### [GOAL OF THE EXERCISE]
Copy out each line below in which the string "Saftkh" appears.

Component data from apps and pages
+ + + + +

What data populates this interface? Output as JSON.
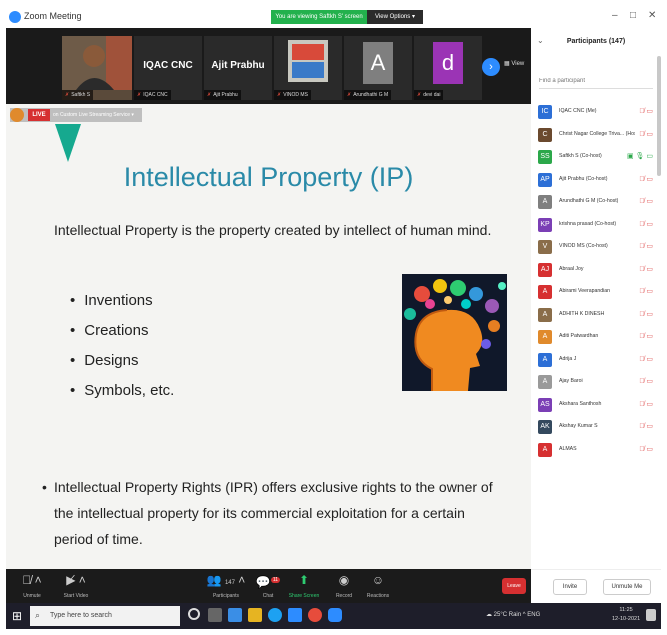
{
  "window": {
    "title": "Zoom Meeting",
    "viewing_banner": "You are viewing Saftkh S' screen",
    "view_options": "View Options ▾",
    "controls": [
      "–",
      "□",
      "✕"
    ]
  },
  "video_strip": {
    "tiles": [
      {
        "name": "Saftkh S",
        "kind": "video"
      },
      {
        "big_name": "IQAC CNC",
        "name": "IQAC CNC",
        "kind": "name"
      },
      {
        "big_name": "Ajit Prabhu",
        "name": "Ajit Prabhu",
        "kind": "name"
      },
      {
        "name": "VINOD MS",
        "kind": "image"
      },
      {
        "letter": "A",
        "name": "Arundhathi G M",
        "kind": "letter",
        "color": "#7f7f7f"
      },
      {
        "letter": "d",
        "name": "devi dai",
        "kind": "letter",
        "color": "#9b34b5"
      }
    ],
    "view_label": "View"
  },
  "live": {
    "badge": "LIVE",
    "text": "on Custom Live Streaming Service ▾"
  },
  "slide": {
    "title": "Intellectual Property (IP)",
    "definition": "Intellectual Property is the property created by intellect of human mind.",
    "bullets": [
      "Inventions",
      "Creations",
      "Designs",
      "Symbols, etc."
    ],
    "ipr": "Intellectual Property Rights (IPR) offers exclusive rights to the owner of the intellectual property for its commercial exploitation for a certain period of time."
  },
  "participants": {
    "title": "Participants (147)",
    "search_placeholder": "Find a participant",
    "items": [
      {
        "initials": "IC",
        "name": "IQAC CNC (Me)",
        "color": "#2d6fd6"
      },
      {
        "initials": "C",
        "name": "Christ Nagar College Triva... (Host)",
        "color": "#6b4a2f"
      },
      {
        "initials": "SS",
        "name": "Saftkh S (Co-host)",
        "color": "#2ba84a"
      },
      {
        "initials": "AP",
        "name": "Ajit Prabhu (Co-host)",
        "color": "#2d6fd6"
      },
      {
        "initials": "A",
        "name": "Arundhathi G M (Co-host)",
        "color": "#7f7f7f"
      },
      {
        "initials": "KP",
        "name": "krishna prasad (Co-host)",
        "color": "#7b3fb5"
      },
      {
        "initials": "V",
        "name": "VINOD MS (Co-host)",
        "color": "#8a6d4a"
      },
      {
        "initials": "AJ",
        "name": "Abraal Joy",
        "color": "#d63031"
      },
      {
        "initials": "A",
        "name": "Abirami Veerapandian",
        "color": "#d63031"
      },
      {
        "initials": "A",
        "name": "ADHITH K DINESH",
        "color": "#8a6d4a"
      },
      {
        "initials": "A",
        "name": "Aditi Patwardhan",
        "color": "#e08a2c"
      },
      {
        "initials": "A",
        "name": "Adrija J",
        "color": "#2d6fd6"
      },
      {
        "initials": "A",
        "name": "Ajay Baroi",
        "color": "#9a9a9a"
      },
      {
        "initials": "AS",
        "name": "Akshara Santhosh",
        "color": "#7b3fb5"
      },
      {
        "initials": "AK",
        "name": "Akshay Kumar S",
        "color": "#34495e"
      },
      {
        "initials": "A",
        "name": "ALMAS",
        "color": "#d63031"
      }
    ],
    "invite_label": "Invite",
    "unmute_me_label": "Unmute Me"
  },
  "toolbar": {
    "unmute": "Unmute",
    "start_video": "Start Video",
    "participants": "Participants",
    "participants_count": "147",
    "chat": "Chat",
    "chat_badge": "11",
    "share_screen": "Share Screen",
    "record": "Record",
    "reactions": "Reactions",
    "leave": "Leave"
  },
  "taskbar": {
    "search_placeholder": "Type here to search",
    "tray": "☁ 25°C Rain  ^  ENG",
    "time": "11:25",
    "date": "12-10-2021"
  }
}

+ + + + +

### [OUTPUT OF THE TASK]
    "viewing_banner": "You are viewing Saftkh S' screen",
        "name": "Saftkh S",
        "name": "Saftkh S (Co-host)",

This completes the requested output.